> _Instructions to follow_:
Could you retype every line of the data underneath without altering anything?

> _Data provided_:
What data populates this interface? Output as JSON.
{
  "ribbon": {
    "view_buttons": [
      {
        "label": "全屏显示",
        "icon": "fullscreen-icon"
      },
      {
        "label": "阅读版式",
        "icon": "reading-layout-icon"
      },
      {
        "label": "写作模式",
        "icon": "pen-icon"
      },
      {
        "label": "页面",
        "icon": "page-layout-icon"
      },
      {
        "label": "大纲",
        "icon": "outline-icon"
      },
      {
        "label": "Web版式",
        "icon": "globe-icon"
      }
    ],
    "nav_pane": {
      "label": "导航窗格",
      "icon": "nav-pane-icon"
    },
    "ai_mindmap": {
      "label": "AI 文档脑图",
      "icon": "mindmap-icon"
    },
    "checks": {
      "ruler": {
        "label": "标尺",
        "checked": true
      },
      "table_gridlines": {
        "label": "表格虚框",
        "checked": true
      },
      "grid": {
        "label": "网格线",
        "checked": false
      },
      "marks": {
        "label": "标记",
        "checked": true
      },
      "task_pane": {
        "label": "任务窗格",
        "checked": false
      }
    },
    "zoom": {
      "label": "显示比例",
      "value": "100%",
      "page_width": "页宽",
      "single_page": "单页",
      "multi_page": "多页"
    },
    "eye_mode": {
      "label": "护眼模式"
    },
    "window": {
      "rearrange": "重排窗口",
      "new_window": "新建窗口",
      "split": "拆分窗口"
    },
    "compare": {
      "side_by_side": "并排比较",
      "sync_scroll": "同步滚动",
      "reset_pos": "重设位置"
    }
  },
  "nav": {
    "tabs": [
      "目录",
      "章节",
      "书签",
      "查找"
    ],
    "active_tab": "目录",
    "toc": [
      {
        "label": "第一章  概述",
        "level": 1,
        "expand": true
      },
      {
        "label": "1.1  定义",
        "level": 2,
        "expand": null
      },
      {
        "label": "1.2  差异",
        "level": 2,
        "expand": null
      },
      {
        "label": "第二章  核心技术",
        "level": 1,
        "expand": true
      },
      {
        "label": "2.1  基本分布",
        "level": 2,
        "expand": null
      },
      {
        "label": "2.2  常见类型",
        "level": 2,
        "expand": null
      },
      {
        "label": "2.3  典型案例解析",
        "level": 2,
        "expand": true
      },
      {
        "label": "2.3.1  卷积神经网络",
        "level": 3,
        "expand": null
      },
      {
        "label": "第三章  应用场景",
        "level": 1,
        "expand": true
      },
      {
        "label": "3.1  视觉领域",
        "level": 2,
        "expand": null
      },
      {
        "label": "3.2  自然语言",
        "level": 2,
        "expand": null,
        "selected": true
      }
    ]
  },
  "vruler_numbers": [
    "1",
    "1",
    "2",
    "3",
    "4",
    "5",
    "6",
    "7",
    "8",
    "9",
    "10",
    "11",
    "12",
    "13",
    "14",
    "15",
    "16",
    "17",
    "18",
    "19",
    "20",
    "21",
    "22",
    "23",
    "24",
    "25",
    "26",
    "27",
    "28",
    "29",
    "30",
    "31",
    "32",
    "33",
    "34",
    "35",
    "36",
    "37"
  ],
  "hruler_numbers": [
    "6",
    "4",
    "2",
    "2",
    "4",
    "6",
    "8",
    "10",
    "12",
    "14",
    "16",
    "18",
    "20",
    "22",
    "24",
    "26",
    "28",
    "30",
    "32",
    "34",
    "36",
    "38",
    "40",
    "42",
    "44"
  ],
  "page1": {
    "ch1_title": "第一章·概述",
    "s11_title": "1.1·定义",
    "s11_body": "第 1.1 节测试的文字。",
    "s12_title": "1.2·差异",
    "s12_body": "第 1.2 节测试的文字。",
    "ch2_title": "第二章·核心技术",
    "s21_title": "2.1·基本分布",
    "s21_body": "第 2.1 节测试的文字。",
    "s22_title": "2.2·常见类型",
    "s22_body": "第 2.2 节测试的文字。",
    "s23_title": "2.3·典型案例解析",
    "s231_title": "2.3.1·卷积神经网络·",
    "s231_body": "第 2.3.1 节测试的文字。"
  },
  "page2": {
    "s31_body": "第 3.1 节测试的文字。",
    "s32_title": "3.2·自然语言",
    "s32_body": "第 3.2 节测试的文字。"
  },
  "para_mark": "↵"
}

> _Response_:
What data populates this interface? Output as JSON.
{
  "ribbon": {
    "view_buttons": [
      {
        "label": "全屏显示",
        "icon": "fullscreen-icon"
      },
      {
        "label": "阅读版式",
        "icon": "reading-layout-icon"
      },
      {
        "label": "写作模式",
        "icon": "pen-icon"
      },
      {
        "label": "页面",
        "icon": "page-layout-icon"
      },
      {
        "label": "大纲",
        "icon": "outline-icon"
      },
      {
        "label": "Web版式",
        "icon": "globe-icon"
      }
    ],
    "nav_pane": {
      "label": "导航窗格",
      "icon": "nav-pane-icon"
    },
    "ai_mindmap": {
      "label": "AI 文档脑图",
      "icon": "mindmap-icon"
    },
    "checks": {
      "ruler": {
        "label": "标尺",
        "checked": true
      },
      "table_gridlines": {
        "label": "表格虚框",
        "checked": true
      },
      "grid": {
        "label": "网格线",
        "checked": false
      },
      "marks": {
        "label": "标记",
        "checked": true
      },
      "task_pane": {
        "label": "任务窗格",
        "checked": false
      }
    },
    "zoom": {
      "label": "显示比例",
      "value": "100%",
      "page_width": "页宽",
      "single_page": "单页",
      "multi_page": "多页"
    },
    "eye_mode": {
      "label": "护眼模式"
    },
    "window": {
      "rearrange": "重排窗口",
      "new_window": "新建窗口",
      "split": "拆分窗口"
    },
    "compare": {
      "side_by_side": "并排比较",
      "sync_scroll": "同步滚动",
      "reset_pos": "重设位置"
    }
  },
  "nav": {
    "tabs": [
      "目录",
      "章节",
      "书签",
      "查找"
    ],
    "active_tab": "目录",
    "toc": [
      {
        "label": "第一章  概述",
        "level": 1,
        "expand": true
      },
      {
        "label": "1.1  定义",
        "level": 2,
        "expand": null
      },
      {
        "label": "1.2  差异",
        "level": 2,
        "expand": null
      },
      {
        "label": "第二章  核心技术",
        "level": 1,
        "expand": true
      },
      {
        "label": "2.1  基本分布",
        "level": 2,
        "expand": null
      },
      {
        "label": "2.2  常见类型",
        "level": 2,
        "expand": null
      },
      {
        "label": "2.3  典型案例解析",
        "level": 2,
        "expand": true
      },
      {
        "label": "2.3.1  卷积神经网络",
        "level": 3,
        "expand": null
      },
      {
        "label": "第三章  应用场景",
        "level": 1,
        "expand": true
      },
      {
        "label": "3.1  视觉领域",
        "level": 2,
        "expand": null
      },
      {
        "label": "3.2  自然语言",
        "level": 2,
        "expand": null,
        "selected": true
      }
    ]
  },
  "vruler_numbers": [
    "1",
    "1",
    "2",
    "3",
    "4",
    "5",
    "6",
    "7",
    "8",
    "9",
    "10",
    "11",
    "12",
    "13",
    "14",
    "15",
    "16",
    "17",
    "18",
    "19",
    "20",
    "21",
    "22",
    "23",
    "24",
    "25",
    "26",
    "27",
    "28",
    "29",
    "30",
    "31",
    "32",
    "33",
    "34",
    "35",
    "36",
    "37"
  ],
  "hruler_numbers": [
    "6",
    "4",
    "2",
    "2",
    "4",
    "6",
    "8",
    "10",
    "12",
    "14",
    "16",
    "18",
    "20",
    "22",
    "24",
    "26",
    "28",
    "30",
    "32",
    "34",
    "36",
    "38",
    "40",
    "42",
    "44"
  ],
  "page1": {
    "ch1_title": "第一章·概述",
    "s11_title": "1.1·定义",
    "s11_body": "第 1.1 节测试的文字。",
    "s12_title": "1.2·差异",
    "s12_body": "第 1.2 节测试的文字。",
    "ch2_title": "第二章·核心技术",
    "s21_title": "2.1·基本分布",
    "s21_body": "第 2.1 节测试的文字。",
    "s22_title": "2.2·常见类型",
    "s22_body": "第 2.2 节测试的文字。",
    "s23_title": "2.3·典型案例解析",
    "s231_title": "2.3.1·卷积神经网络·",
    "s231_body": "第 2.3.1 节测试的文字。"
  },
  "page2": {
    "s31_body": "第 3.1 节测试的文字。",
    "s32_title": "3.2·自然语言",
    "s32_body": "第 3.2 节测试的文字。"
  },
  "para_mark": "↵"
}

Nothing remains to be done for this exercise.